Speaker: Samantha Penny
Despite being the dominant galaxy population by number in groups and clusters, the formation timescale and mechanism of quenched dwarf galaxies remains unknown. Are quenched dwarfs the remnants of hierarchical galaxy assembly, or are they formed at later times via the morphological transformation of more massive galaxies? To address this question requires spatially-resolved spectroscopy to uncover their kinematics and formation timescales. Using data from the first year of the SDSS-IV MaNGA IFU survey, we identify a sample of 39 quenched, low mass (dwarf) galaxies with M* < 5×10^9 Msun, selected independently of morphology and environment. In this talk, I will show the majority of quenched dwarf galaxies exhibit coherent rotation in their stellar kinematics, and several host disc or spiral features, inconsistent with a primordial origin. Several exhibit kinematically distinct cores which must form via gas infall and accretion.
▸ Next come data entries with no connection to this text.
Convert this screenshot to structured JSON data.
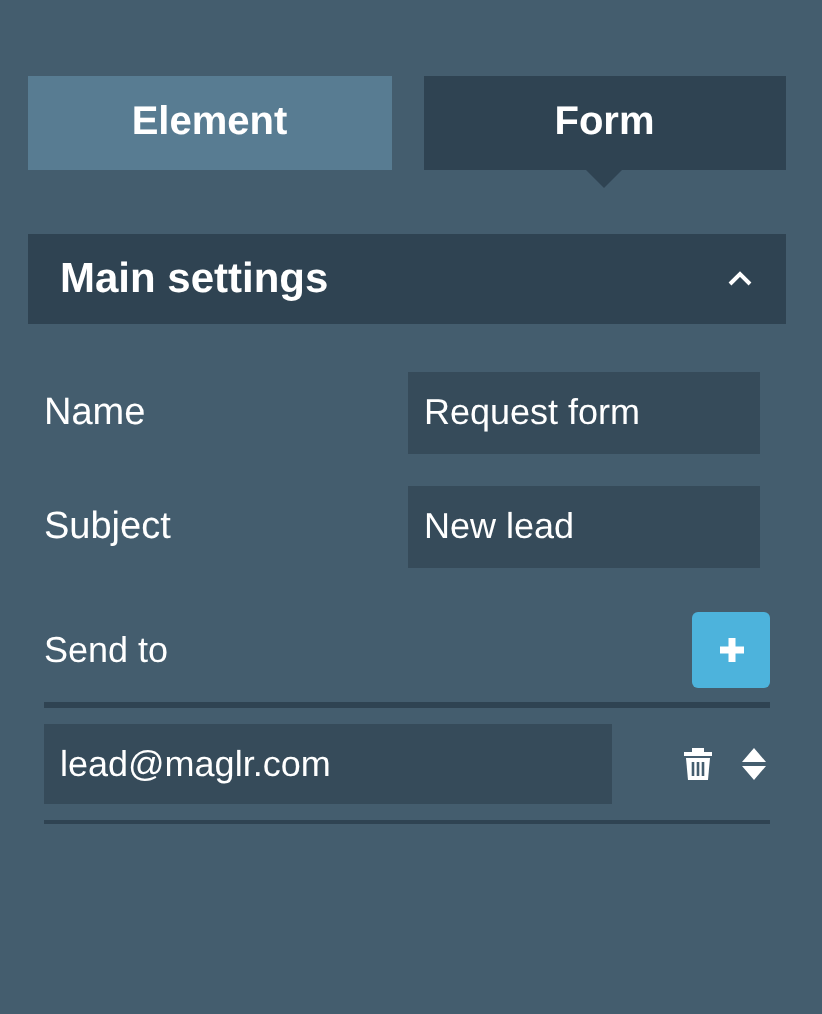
{
  "tabs": [
    {
      "label": "Element",
      "selected": false
    },
    {
      "label": "Form",
      "selected": true
    }
  ],
  "section": {
    "title": "Main settings",
    "expanded": true
  },
  "fields": [
    {
      "label": "Name",
      "value": "Request form"
    },
    {
      "label": "Subject",
      "value": "New lead"
    }
  ],
  "send_to": {
    "label": "Send to",
    "recipients": [
      {
        "value": "lead@maglr.com"
      }
    ]
  }
}
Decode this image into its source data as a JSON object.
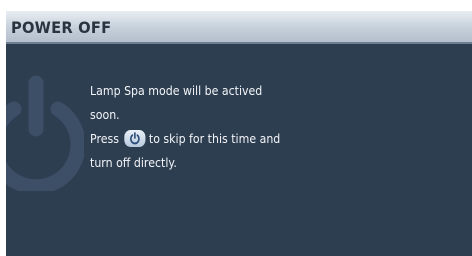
{
  "dialog": {
    "title": "POWER OFF",
    "message": {
      "line1": "Lamp Spa mode will be actived",
      "line2": "soon.",
      "line3_before": "Press",
      "line3_after": "to skip for this time and",
      "line4": "turn off directly."
    },
    "button_icon": "power-button-icon",
    "watermark_icon": "power-icon"
  },
  "colors": {
    "panel_background": "#2e3e51",
    "title_bar": "#c6d0da",
    "title_text": "#2a3340",
    "message_text": "#f2f4f7"
  }
}
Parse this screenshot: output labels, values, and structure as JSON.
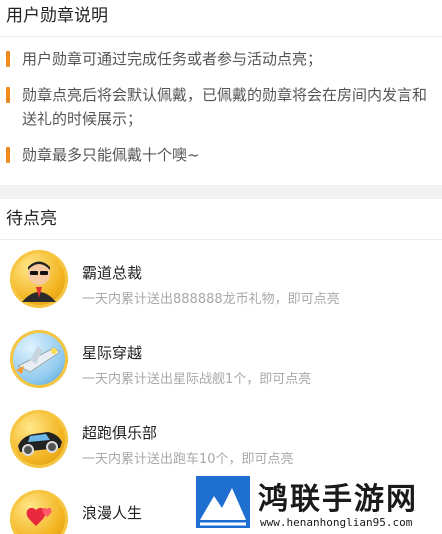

I will discuss an origin for these dwarfs as quenched low-mass disc/spiral galaxies, supporting the hypothesis that galaxy-galaxy or galaxy-group interactions quench star formation in low mass galaxies. I will also show that despite being the "simplest" galaxies in our current models of galaxy formation, quenched dwarf galaxies are a diverse population, with detailed spectroscopy crucial to understand their origin.